Robert Underwood Johnson, Clarence Clough Buell, Battles and Leaders of the Civil War. Volume 3., East Tennessee and the campaign of Perryville. (search)
his headquarters on the 2d of September, occupied Frankfort and Cynthiana, and finally threw his pickets almostevenson with his division joined Kirby Smith near Frankfort about the time of my arrival at Louisville, and waisville, and Smith called his troops together near Frankfort to assist in the proposed attack upon Louisville. d after my arrival; but Polk, Bragg having gone to Frankfort and Lexington, was ordered to occupy Shepherdsvillr, the enemy's pickets announced to the leaders at Frankfort and Bardstown the advance of my army in force on f McCook's corps, was ordered to move boldly toward Frankfort through Shelbyville, followed temporarily by the dance, pushed back the force in front of him toward Frankfort. These measures brought to a hurried completion the inauguration of Provisional Governor Hawes at Frankfort on the 4th, under the supervision of General Bragg. ll and the continued presence of Kirby Smith about Frankfort pointed to a concentration in that direction, at l
Robert Underwood Johnson, Clarence Clough Buell, Battles and Leaders of the Civil War. Volume 3., chapter 7.83 (search)
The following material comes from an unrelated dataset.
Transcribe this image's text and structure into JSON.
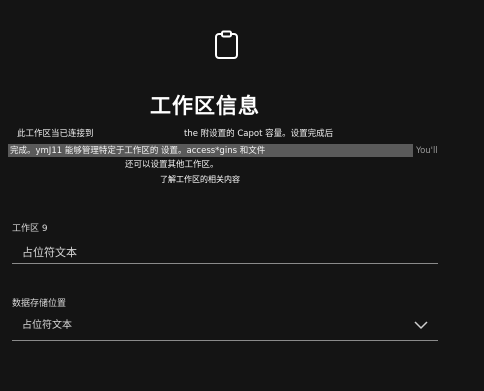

sa, twenty miles to the north-east, was calling for reinforcements, as he was confident that the feint was against Perryville, and that the main attack would surely fall on him. Thus urged, General Bragg, against his own judgment, yielded, and detached two of his best divisions (Withers's and Cheatham's) to Smith's aid. The former division could not be recalled in time, and the latter arrived the morning of the battle. Having placed General Polk in command of the troops, Bragg had gone to Frankfort, the capital of the State of Kentucky, to witness the inauguration of the secessionist governor, Hawes. The inaugural was being read when the booming of cannon, shortly followed by dispatches from our cavalry outposts, announced the near presence of the enemy. As the hall was chiefly filled by the military, who hurried away to their respective commands, the governor was obliged to cut short his inaugural address. The field of Perryville was an open and beautiful rolling country, and t